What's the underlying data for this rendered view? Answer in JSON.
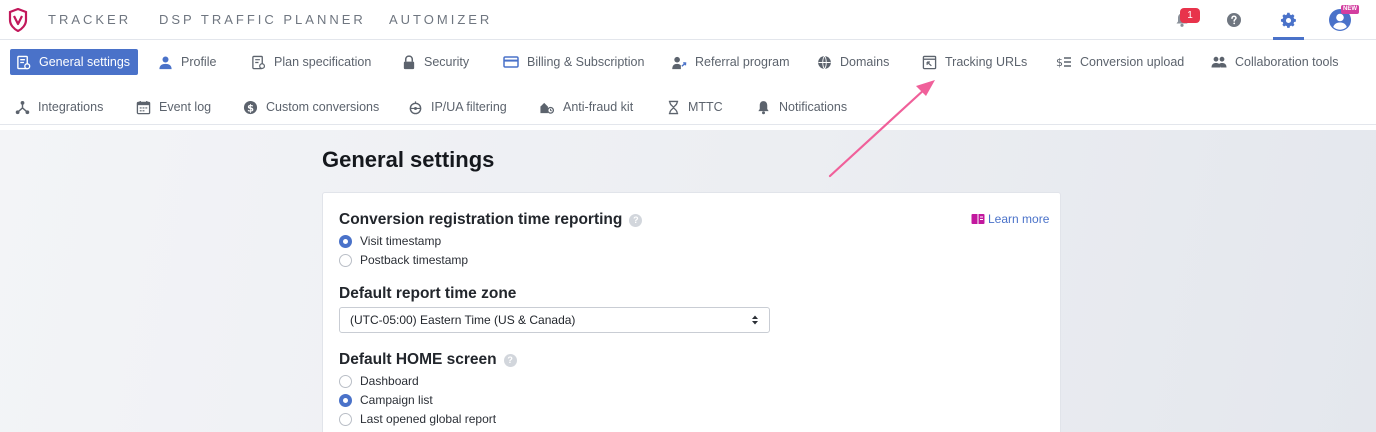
{
  "header": {
    "nav": [
      "TRACKER",
      "DSP TRAFFIC PLANNER",
      "AUTOMIZER"
    ],
    "notification_count": "1",
    "profile_badge": "NEW"
  },
  "tabs": {
    "row1": [
      {
        "label": "General settings",
        "icon": "general-settings-icon",
        "active": true
      },
      {
        "label": "Profile",
        "icon": "person-icon"
      },
      {
        "label": "Plan specification",
        "icon": "plan-icon"
      },
      {
        "label": "Security",
        "icon": "lock-icon"
      },
      {
        "label": "Billing & Subscription",
        "icon": "credit-card-icon"
      },
      {
        "label": "Referral program",
        "icon": "referral-icon"
      },
      {
        "label": "Domains",
        "icon": "globe-icon"
      },
      {
        "label": "Tracking URLs",
        "icon": "tracking-url-icon"
      },
      {
        "label": "Conversion upload",
        "icon": "conversion-upload-icon"
      },
      {
        "label": "Collaboration tools",
        "icon": "people-icon"
      }
    ],
    "row2": [
      {
        "label": "Integrations",
        "icon": "integrations-icon"
      },
      {
        "label": "Event log",
        "icon": "calendar-icon"
      },
      {
        "label": "Custom conversions",
        "icon": "dollar-icon"
      },
      {
        "label": "IP/UA filtering",
        "icon": "filter-icon"
      },
      {
        "label": "Anti-fraud kit",
        "icon": "anti-fraud-icon"
      },
      {
        "label": "MTTC",
        "icon": "hourglass-icon"
      },
      {
        "label": "Notifications",
        "icon": "bell-icon"
      }
    ]
  },
  "page": {
    "title": "General settings",
    "learn_more": "Learn more",
    "conversion_section": {
      "title": "Conversion registration time reporting",
      "options": [
        "Visit timestamp",
        "Postback timestamp"
      ],
      "selected": "Visit timestamp"
    },
    "timezone_section": {
      "title": "Default report time zone",
      "value": "(UTC-05:00) Eastern Time (US & Canada)"
    },
    "home_section": {
      "title": "Default HOME screen",
      "options": [
        "Dashboard",
        "Campaign list",
        "Last opened global report"
      ],
      "selected": "Campaign list"
    }
  },
  "colors": {
    "accent": "#4a72c9",
    "logo": "#c2185b",
    "badge": "#e8334b",
    "annotation_arrow": "#f0609a"
  }
}
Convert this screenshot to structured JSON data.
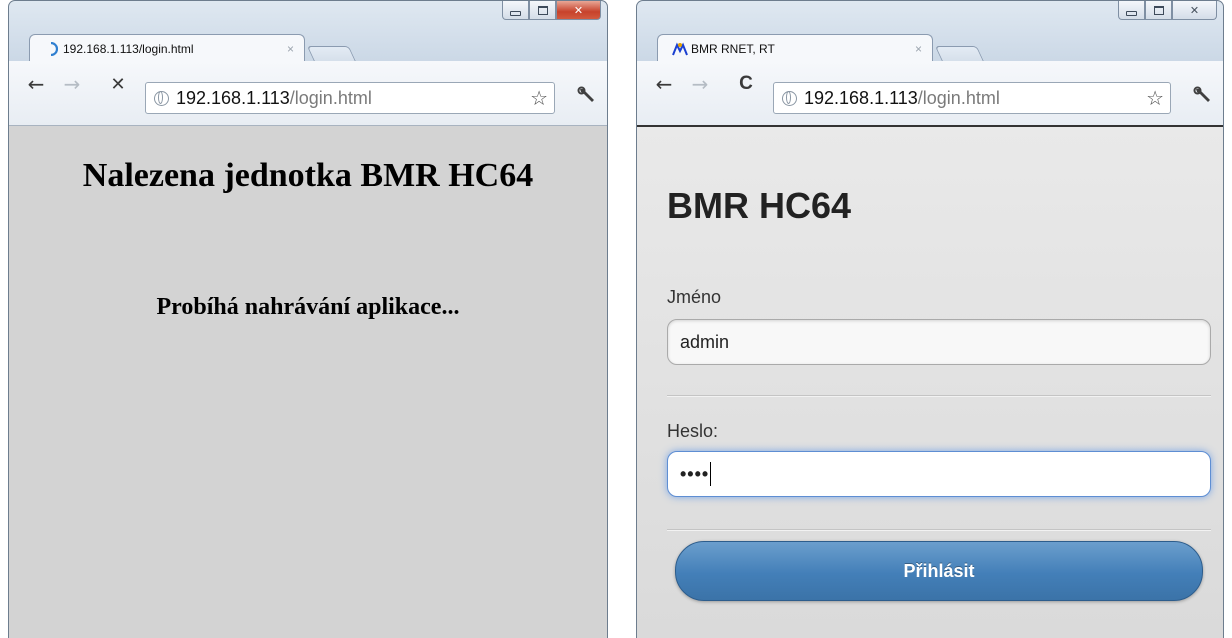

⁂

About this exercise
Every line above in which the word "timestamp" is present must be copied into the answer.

Answer
        "Visit timestamp",
        "Postback timestamp"
      "selected": "Visit timestamp"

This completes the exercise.